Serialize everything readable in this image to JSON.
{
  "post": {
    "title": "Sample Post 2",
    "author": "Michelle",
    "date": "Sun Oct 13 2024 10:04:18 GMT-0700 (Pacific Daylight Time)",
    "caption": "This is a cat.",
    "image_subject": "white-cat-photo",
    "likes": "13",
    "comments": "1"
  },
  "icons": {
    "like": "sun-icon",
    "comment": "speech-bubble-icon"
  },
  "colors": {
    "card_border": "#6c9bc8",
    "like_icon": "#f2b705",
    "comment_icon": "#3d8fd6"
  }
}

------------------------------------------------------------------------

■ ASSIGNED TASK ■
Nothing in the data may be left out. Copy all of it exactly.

■ EXERCISE RESULT ■
Serialize everything readable in this image to JSON.
{
  "post": {
    "title": "Sample Post 2",
    "author": "Michelle",
    "date": "Sun Oct 13 2024 10:04:18 GMT-0700 (Pacific Daylight Time)",
    "caption": "This is a cat.",
    "image_subject": "white-cat-photo",
    "likes": "13",
    "comments": "1"
  },
  "icons": {
    "like": "sun-icon",
    "comment": "speech-bubble-icon"
  },
  "colors": {
    "card_border": "#6c9bc8",
    "like_icon": "#f2b705",
    "comment_icon": "#3d8fd6"
  }
}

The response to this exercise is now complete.